What is Cancer?
Firstly it is important to understand that cancer is not a single illness, there are many different types and mesothelioma is just one type.
Our bodies are made of tiny building blocks called cells, cancer is a disease of these cells. Cells from different parts of the body look and work differently and millions of new cells are made everyday to replace those lost through old age or wear and tear.
Throughout the body new cells are produced when existing cells divide into two and there is normally a perfect balance between those that are dying and those that are dividing. This vital balance is controlled by a very complicated process, if control of this process is lost it can lead to too many cells being produced which results in a tumour.
Most tumours are not cancerous (sometimes described as benign) and they remain in the area where they first developed. A wart is a common example.
The development of cancer involves a change in the quality of the cells as well an increase in the quantity. They become more aggressive, destructive and independent of normal cells. They are able to invade surrounding tissues, glands and blood vessels and thus spread away from where they started to divide and grow. When the cancer cells reach a new site they may go on dividing and form a new tumour, this is often referred to as a secondary or metastasis.
What is Mesothelioma
In the UK over 2500 people a year are diagnosed with mesothelioma. It is also known as ‘diffuse’ or ‘malignant’ mesothelioma. Mesothelioma is a form of cancer that affects the mesothelium. The mesothelium is a thin membrane that lines the inner surface of:
1. The chest wall, where it is known as the pleura
2. The abdomen where it is known as the peritoneum
3. The testicles
The mesothelium also surrounds organs within these cavities for example the heart, lungs and intestines. It is far more common to have mesothelioma in the chest than in the abdomen. There is approximately one case of peritoneal mesothelioma to every 12 cases of pleural mesothelioma.
Mesothelioma is more common in men than in women and nearly half of the people diagnosed with the disease are over 75 years old.
The pleural lining has two layers: the visceral (inner) layer is next to the lung and the parietal (outer) layer lines the chest wall. The pleura produces fluid that lubricates the space between the two layers, this allows the two layers to slide comfortably over each other as we breathe in and out.
Pleural mesothelioma causes the pleura to thicken. This thickening of the pleura might begin to press onto the lungs or attach itself to the inside of the chest wall. In either case the expansion of the lung becomes progressively restricted by the tumour. Fluid, sometimes several litres, can collect between the two layers of the pleura; this affects the lungs ability to expand and causes the person to feel breathless. This is known as a pleural effusion.
Symptoms of pleural mesothelioma
- shortness of breath
- chest pain
- loss of appetite

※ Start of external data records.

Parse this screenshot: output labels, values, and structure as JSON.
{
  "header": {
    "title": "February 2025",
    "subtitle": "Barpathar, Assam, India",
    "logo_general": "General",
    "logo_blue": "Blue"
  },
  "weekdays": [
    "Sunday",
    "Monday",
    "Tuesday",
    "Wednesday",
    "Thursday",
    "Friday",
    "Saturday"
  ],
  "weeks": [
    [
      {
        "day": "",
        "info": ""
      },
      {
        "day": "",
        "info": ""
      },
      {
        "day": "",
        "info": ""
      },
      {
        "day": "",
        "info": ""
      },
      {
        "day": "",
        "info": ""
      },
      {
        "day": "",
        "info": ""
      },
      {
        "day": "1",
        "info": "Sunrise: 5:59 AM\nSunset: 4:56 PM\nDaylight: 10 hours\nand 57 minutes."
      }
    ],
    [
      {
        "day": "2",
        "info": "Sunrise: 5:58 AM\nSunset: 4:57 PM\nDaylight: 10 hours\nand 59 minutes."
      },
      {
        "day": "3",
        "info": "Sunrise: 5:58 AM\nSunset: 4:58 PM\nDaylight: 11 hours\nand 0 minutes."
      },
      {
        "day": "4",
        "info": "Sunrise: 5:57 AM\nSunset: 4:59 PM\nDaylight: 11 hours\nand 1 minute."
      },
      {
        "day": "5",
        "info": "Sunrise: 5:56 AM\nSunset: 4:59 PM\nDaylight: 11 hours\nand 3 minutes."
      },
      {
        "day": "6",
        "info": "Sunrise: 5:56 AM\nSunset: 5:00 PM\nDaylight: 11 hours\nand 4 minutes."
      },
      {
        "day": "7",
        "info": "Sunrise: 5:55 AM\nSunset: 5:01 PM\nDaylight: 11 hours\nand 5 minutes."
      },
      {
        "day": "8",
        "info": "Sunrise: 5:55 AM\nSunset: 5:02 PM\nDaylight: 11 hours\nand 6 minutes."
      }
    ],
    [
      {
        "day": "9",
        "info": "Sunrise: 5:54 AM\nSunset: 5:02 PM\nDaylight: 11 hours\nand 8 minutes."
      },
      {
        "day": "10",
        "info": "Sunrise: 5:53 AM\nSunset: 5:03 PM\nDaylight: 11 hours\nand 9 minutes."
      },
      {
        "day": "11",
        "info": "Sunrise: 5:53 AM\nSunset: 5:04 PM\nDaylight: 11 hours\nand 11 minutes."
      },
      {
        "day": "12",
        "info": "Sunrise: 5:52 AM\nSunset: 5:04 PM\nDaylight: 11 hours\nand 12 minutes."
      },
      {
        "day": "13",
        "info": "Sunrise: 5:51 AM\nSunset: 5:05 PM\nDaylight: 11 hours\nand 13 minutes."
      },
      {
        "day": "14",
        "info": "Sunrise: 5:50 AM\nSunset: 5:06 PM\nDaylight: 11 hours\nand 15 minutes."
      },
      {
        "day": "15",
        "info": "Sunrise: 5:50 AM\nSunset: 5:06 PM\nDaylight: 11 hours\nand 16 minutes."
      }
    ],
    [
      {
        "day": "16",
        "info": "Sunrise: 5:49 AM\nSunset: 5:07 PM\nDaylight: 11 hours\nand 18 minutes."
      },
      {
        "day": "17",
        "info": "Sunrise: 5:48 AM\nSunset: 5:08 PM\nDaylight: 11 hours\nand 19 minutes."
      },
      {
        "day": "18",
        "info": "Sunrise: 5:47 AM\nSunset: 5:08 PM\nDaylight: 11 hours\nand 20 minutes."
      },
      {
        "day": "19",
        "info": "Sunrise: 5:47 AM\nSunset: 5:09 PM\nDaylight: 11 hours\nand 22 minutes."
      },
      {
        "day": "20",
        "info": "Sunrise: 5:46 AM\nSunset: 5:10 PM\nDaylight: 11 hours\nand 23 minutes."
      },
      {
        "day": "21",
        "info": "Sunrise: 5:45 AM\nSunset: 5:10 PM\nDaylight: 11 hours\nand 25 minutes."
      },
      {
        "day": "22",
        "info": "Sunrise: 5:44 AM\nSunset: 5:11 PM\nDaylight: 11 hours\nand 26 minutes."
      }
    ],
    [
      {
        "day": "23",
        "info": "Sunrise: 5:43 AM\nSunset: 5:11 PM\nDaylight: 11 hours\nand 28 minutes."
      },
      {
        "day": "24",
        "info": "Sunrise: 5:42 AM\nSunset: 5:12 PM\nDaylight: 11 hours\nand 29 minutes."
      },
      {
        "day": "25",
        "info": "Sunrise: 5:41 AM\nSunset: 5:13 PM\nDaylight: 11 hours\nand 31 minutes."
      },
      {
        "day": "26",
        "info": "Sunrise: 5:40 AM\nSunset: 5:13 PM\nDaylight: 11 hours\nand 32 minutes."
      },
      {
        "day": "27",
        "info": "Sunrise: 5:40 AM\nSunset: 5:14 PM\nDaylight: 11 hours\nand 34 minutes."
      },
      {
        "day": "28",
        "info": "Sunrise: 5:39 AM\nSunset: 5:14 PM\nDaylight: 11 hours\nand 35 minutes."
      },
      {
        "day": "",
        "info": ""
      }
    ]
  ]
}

- weight loss
- fatigue and lethargy
The peritoneum also has two layers the inner (visceral) layer which is next to the abdominal organs and the outer (parietal) layer which lines the abdominal wall.
Peritoneal mesothelioma causes the peritoneum to thicken and fluid to collect in the abdomen. This collection of fluid is called ascites and causes the abdomen to swell.
Because pleural mesothelioma is more common and often spreads to the peritoneal cavity, it is sometimes necessary to determine if pleural mesothelioma is the primary cancer.
Symptoms of peritoneal mesothelioma
- abdominal pain
- abdominal swelling or feeling bloated
- constipation or diarrhoea
- loss of appetite
- weight loss
Exposure to asbestos is responsible for up to 9 out of 10 mesothelioma cases. There are thought to be other rare causes of the disease but none are fully understood at this time. The disease has been described in medical literature since 1870 although the first suspicion linking asbestos and mesothelioma did not appear in the UK until 1935 and a definite link was not reported until 1960.